The pressure is on USC athletic director Pat Haden, as he begins his search to replace Steve Sarkisian. After taking over for Mike Garrett in 2010, Haden was considered the perfect choice to revitalize USC, a school that has won 11 national championships in football, in the wake of stiff NCAA sanctions.
But some have questioned his leadership and decisions after some notable setbacks to the football program in recent years. It will be up to Haden to find the right coach after so many Trojan fans shrugged at the somewhat uninspiring choice of Sarkisian in 2014. While many USC fans wanted an outsider who can revitalize the program in the same fashion as Pete Carroll, the decision to hire Sarkisian was considered a safe choice due to the former Washington head coach's ties to USC, his understanding of local recruiting, and his Pac-12 experience.
For now, offensive coordinator Clay Helton gets a chance to audition for the role as a full-time head coach. Helton may have his work cut out for him, as many challenging games remain on USC's schedule. And should Helton lead the Trojans over the likes of Notre Dame, Utah, Cal, Oregon, and UCLA, he would immediately vault to the top choice.
Helton’s situation might look eerily similar to Ed Orgeron’s time as interim head coach in 2013. The affable Orgeron guided USC to a win over Stanford, but lost some momentum to keep the position when UCLA trounced USC in the final game of the regular season.
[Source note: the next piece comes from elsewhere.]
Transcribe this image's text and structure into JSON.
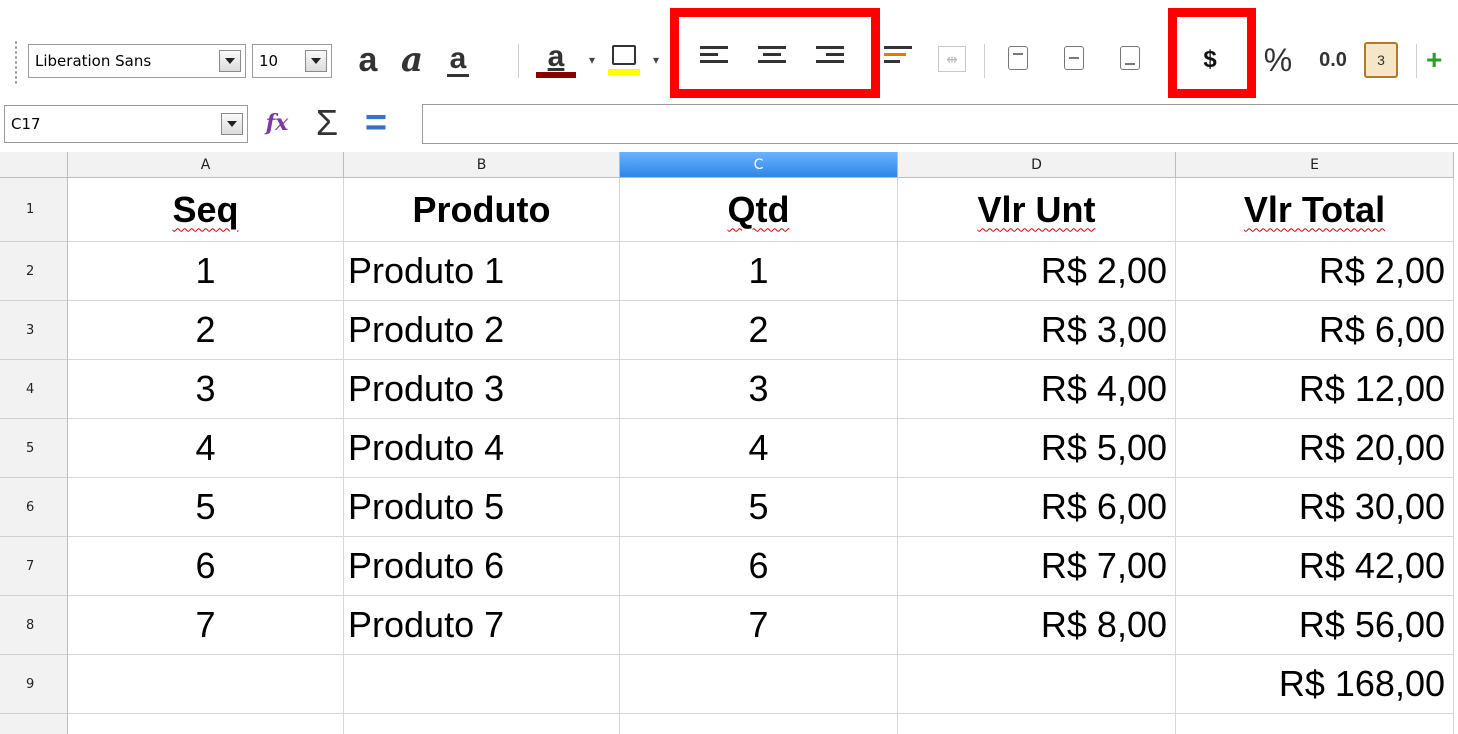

Coincidentally, it would be Helton who would take over as head coach in the next game, a victory in the Las Vegas Bowl.
Aside from Helton, USC fans will cringe if Haden hires a former Trojan offensive coordinator, which was the case with Lane Kiffin and Steve Sarkisian. A new face with no ties to the programs seems like the best route.
Here are seven potential candidates to take over USC's football program in 2016.
It’s surprising that no NFL team swooped up Austin in the offseason. But the NFL’s loss can be USC’s gain. The Detroit Lions defensive coordinator has the right personality to be a head coach, and has had plenty of experience at both the NFL and college level. Austin, 50, seems certain to move on from the Lions at end of the season, and might be a perfect fit for the Trojans.
At age 40, Fitzgerald is a young and successful coach who seems entrenched in his current job. He has been in charge of Northwestern since 2006, and has helped a historically weak program overachieve. If Fitzgerald decided to leave Chicago, it would probably be for Notre Dame or the NFL, but he might feel the USC vacancy is too good to pass up. Fitzgerald has a great attitude and Trojan fans would embrace the idea of having him as the face of the program.
The only former USC offensive coordinator on this list, Jackson was at the helm during USC’s dark period: the Paul Hackett era. But Jackson knows the Los Angeles recruiting landscape and has an excellent understanding of the game. The Bengals have overachieved this season with Jackson as offensive coordinator, and many think Jackson got a raw deal when he was let go as the Oakland Raiders head coach.
The chances are slim of Kelly sticking around the Philadelphia Eagles if they don’t make the postseason. Kelly, who coached Oregon to consistent success, might be an ideal fit for the Trojans because of his extensive knowledge of the Pac-12 and his track record in the conference. USC would have to abandon their pro-style offense, but the program would almost certainly be boosted by Kelly’s recruiting presence and his reputation for winning.
This is an outside-the-box choice and a long shot. Morris, 39, already has head coaching experience from his time with the Tampa Bay Buccaneers. Currently the defensive backs coach of the Atlanta Falcons, Morris would likely defer to a top offensive coordinator, much in the same way that Carroll did with Norm Chow. Many would scratch their head at this hiring, but Haden would look like a genius if Morris works out.
Like Jackson, Norton is part of the USC family. But also like Jackson, USC fans will not like the idea of bringing back a former assistant as they did with Kiffin and Sarkisian. Norton, 49, served as an assistant coach under Carroll, and moved on to be the defensive coordinator of the Raiders. USC would love to return to having No. 55 players dominating again after Junior Seau, Willie McGinest, and Chris Claiborne, and Norton’s prestige can bring that back. But it might be a stretch to have Norton as a viable candidate, because of his short amount of coaching experience.
Does Whittingham want to leave Utah? That would be the big question. Whittingham, who had previously worked with Chow, has compiled a 90-43 record with the Utes and has a reputation for getting the most out of above-average talent. Off-the-field problems would likely go away with Whittingham at the helm, as well. A highly respected coach amongst his peers, Whittingham would likely alleviate many of the distractions that often plague USC.